----- Input material

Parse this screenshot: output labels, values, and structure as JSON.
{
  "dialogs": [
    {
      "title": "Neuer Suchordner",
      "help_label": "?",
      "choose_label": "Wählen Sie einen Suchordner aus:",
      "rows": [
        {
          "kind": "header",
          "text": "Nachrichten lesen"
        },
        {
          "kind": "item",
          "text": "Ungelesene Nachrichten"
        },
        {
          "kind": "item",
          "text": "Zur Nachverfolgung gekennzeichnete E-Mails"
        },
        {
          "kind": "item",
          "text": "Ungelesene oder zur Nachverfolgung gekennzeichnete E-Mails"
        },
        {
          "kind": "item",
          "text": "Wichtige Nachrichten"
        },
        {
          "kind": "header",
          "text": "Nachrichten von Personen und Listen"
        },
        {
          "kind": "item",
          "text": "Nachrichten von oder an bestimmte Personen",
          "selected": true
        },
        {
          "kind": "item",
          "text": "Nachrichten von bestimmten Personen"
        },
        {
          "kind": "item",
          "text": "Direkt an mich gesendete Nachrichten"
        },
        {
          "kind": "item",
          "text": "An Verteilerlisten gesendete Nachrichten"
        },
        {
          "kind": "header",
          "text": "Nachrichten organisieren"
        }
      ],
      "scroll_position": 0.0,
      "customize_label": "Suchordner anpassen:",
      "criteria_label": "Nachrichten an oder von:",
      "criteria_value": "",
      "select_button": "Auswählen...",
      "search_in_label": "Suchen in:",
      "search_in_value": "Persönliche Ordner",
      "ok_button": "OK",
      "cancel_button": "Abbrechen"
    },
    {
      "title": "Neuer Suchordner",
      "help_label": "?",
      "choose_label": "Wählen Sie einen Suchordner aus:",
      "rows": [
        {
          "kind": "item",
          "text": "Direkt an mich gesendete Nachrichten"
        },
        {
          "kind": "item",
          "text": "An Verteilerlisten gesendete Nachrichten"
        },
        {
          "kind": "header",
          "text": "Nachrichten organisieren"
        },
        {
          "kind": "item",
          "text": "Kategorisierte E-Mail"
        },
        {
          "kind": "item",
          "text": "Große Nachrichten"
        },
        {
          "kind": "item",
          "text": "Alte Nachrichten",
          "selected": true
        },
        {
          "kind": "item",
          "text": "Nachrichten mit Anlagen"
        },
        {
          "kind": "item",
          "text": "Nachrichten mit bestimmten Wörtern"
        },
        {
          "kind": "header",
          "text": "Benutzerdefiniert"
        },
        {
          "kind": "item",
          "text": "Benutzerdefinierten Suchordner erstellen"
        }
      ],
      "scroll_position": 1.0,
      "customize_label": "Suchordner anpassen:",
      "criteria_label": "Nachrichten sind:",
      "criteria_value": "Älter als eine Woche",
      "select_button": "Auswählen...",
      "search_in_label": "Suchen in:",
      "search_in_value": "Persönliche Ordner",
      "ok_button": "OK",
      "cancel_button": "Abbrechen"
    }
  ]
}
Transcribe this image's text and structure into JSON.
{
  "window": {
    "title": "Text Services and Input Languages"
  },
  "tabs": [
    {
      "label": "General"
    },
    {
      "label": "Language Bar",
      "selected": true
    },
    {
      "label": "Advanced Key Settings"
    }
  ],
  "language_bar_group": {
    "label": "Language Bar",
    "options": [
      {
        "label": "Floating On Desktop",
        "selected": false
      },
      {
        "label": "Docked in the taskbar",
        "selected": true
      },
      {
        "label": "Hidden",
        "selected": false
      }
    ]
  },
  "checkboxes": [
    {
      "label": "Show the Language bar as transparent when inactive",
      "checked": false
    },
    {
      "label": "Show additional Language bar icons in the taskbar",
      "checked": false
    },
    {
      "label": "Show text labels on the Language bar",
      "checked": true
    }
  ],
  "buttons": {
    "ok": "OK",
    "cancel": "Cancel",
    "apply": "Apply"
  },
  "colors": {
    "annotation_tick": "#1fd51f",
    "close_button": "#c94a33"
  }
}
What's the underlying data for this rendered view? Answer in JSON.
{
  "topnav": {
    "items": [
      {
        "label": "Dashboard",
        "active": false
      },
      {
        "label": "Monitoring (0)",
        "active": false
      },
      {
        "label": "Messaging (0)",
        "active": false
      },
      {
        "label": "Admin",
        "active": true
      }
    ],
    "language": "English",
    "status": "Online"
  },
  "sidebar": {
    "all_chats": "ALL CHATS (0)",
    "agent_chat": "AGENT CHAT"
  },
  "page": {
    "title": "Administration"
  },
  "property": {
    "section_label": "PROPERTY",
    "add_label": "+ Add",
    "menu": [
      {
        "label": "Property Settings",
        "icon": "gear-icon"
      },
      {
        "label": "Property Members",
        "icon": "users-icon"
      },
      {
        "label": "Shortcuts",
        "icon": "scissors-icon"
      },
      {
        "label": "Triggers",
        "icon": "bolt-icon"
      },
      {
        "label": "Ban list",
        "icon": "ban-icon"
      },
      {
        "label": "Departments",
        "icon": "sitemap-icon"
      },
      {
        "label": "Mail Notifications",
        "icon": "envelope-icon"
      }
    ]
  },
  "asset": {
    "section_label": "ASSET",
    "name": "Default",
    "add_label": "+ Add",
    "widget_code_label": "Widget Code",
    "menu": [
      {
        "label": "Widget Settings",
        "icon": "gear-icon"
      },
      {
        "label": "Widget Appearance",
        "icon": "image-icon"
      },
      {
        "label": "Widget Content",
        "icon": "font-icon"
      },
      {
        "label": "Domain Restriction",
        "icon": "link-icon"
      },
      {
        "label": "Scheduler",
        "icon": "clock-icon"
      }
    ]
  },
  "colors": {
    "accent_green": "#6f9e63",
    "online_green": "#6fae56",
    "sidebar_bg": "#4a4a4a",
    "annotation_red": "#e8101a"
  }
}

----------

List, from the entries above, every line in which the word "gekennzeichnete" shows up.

▸ The completed task:
          "text": "Zur Nachverfolgung gekennzeichnete E-Mails"
          "text": "Ungelesene oder zur Nachverfolgung gekennzeichnete E-Mails"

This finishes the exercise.